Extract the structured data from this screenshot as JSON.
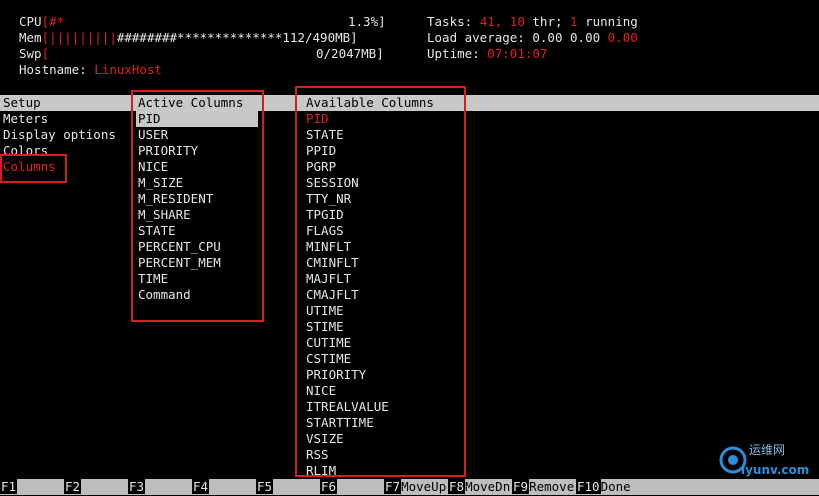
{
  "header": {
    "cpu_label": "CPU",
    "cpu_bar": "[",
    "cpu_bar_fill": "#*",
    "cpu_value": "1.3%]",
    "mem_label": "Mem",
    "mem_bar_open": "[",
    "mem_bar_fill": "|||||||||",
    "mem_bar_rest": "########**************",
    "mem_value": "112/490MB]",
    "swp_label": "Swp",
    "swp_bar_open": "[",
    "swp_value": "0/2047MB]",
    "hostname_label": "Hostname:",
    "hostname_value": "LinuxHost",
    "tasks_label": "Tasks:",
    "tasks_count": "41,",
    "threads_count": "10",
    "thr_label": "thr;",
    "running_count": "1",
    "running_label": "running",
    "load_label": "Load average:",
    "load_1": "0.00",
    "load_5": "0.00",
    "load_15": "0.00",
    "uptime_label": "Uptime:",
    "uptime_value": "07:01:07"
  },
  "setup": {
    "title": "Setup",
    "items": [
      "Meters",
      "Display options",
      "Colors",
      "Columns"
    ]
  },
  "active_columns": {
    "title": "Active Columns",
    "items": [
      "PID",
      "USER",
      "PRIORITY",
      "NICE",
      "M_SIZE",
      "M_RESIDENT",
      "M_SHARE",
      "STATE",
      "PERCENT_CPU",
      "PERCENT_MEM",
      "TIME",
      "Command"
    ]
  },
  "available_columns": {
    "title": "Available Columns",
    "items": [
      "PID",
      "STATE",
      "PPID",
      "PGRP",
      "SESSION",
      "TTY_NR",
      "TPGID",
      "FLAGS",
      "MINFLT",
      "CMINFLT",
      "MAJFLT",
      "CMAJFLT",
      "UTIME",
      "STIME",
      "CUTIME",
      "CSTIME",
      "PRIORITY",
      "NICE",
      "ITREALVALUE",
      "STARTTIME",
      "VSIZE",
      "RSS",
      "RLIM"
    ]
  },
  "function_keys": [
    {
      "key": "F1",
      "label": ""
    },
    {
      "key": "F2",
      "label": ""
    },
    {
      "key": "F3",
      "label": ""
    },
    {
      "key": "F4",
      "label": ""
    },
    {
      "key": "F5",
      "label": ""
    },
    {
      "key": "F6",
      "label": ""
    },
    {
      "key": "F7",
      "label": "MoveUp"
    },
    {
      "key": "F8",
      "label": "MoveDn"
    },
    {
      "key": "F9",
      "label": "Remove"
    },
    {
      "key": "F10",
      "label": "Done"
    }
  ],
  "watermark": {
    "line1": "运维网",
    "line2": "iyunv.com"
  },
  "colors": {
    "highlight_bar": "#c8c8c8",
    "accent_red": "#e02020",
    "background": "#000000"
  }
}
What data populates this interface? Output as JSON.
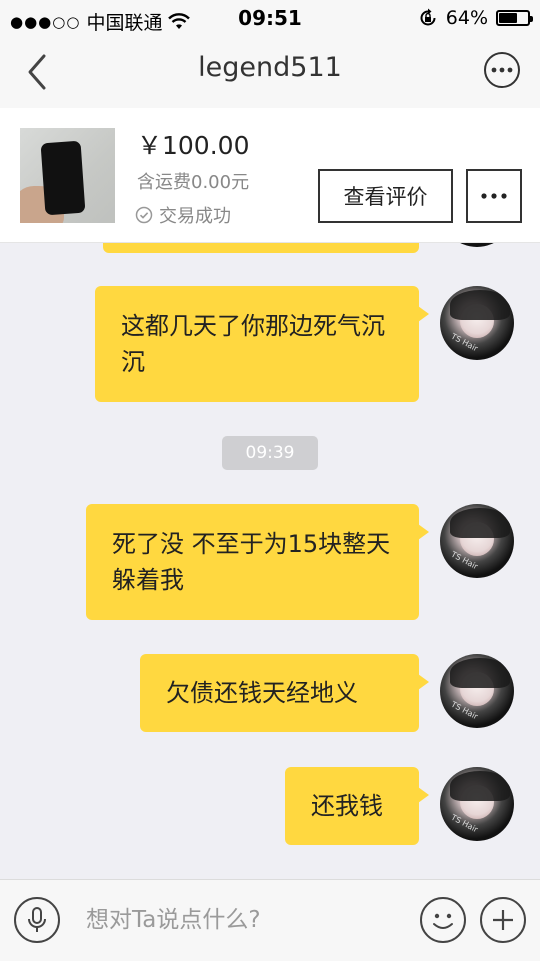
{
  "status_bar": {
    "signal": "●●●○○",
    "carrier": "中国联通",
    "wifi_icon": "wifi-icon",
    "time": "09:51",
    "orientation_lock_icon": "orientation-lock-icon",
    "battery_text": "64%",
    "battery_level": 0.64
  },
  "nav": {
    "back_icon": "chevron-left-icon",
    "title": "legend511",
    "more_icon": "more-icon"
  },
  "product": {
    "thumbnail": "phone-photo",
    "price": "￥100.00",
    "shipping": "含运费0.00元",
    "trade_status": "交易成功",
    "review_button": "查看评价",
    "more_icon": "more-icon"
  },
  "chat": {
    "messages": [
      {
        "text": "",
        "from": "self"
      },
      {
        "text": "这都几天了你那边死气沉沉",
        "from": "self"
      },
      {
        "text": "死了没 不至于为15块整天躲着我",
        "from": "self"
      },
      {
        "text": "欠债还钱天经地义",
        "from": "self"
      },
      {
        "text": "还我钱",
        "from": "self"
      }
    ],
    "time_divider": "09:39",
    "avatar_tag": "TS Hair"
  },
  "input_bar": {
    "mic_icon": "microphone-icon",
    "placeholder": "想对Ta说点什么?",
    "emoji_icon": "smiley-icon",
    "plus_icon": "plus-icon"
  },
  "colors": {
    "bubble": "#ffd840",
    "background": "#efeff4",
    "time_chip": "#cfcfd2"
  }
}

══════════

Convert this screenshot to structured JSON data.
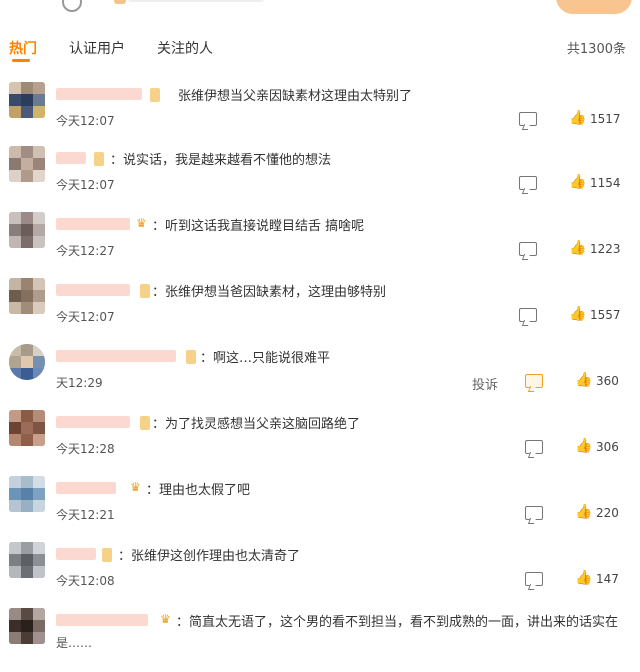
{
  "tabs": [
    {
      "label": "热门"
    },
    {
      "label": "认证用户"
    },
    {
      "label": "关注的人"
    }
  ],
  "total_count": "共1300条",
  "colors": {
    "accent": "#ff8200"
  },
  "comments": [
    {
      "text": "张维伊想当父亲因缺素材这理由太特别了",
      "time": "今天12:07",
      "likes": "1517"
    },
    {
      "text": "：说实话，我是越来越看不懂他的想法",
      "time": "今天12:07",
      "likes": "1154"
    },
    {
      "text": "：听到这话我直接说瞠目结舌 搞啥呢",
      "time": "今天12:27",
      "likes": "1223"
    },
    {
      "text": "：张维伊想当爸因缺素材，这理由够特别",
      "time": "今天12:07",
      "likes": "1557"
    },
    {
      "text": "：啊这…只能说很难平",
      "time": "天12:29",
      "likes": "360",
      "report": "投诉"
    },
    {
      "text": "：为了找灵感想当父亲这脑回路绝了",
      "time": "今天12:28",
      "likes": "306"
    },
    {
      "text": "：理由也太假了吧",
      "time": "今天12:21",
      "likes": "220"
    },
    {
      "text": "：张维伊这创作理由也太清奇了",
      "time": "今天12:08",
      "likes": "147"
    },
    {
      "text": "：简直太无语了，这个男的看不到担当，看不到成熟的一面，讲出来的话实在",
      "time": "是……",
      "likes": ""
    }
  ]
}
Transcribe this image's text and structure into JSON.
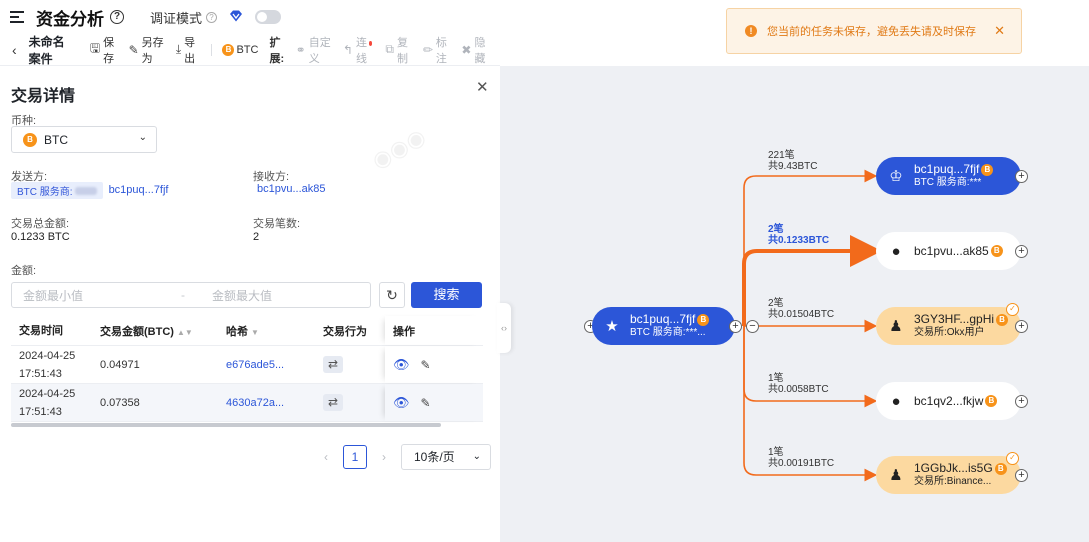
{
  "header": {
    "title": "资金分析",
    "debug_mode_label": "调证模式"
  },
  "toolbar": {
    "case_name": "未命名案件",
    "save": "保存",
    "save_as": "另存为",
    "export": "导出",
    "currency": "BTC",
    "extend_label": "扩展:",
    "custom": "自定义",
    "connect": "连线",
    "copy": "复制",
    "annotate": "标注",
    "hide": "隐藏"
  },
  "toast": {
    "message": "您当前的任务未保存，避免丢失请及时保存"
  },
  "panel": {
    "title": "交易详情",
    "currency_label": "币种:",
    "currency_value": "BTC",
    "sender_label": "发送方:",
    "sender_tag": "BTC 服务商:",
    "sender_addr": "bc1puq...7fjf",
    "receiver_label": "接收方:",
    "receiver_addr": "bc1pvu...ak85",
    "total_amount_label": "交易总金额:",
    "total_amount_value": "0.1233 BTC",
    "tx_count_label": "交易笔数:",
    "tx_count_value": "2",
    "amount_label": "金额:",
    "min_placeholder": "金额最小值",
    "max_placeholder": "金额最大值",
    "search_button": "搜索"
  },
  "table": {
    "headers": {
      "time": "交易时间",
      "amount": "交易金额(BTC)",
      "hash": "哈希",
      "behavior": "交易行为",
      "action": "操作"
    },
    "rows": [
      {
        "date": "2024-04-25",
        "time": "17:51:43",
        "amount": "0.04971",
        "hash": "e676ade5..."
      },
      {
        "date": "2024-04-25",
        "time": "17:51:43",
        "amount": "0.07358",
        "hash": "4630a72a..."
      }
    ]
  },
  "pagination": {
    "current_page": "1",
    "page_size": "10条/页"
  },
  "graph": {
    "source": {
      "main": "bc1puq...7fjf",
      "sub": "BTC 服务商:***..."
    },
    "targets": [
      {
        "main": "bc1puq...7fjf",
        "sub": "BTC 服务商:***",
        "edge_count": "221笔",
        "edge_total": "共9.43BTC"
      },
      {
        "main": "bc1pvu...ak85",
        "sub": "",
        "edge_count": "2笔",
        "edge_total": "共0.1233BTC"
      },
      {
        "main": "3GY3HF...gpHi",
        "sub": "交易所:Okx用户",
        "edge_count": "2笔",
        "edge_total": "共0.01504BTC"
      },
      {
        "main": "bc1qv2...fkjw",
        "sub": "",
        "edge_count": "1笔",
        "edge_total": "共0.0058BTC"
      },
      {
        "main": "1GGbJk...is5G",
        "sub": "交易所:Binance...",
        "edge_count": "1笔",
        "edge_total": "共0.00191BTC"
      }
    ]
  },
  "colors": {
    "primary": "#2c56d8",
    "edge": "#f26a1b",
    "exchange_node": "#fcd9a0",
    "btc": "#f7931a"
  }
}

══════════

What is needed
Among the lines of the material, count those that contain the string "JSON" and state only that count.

Response to the exercise
4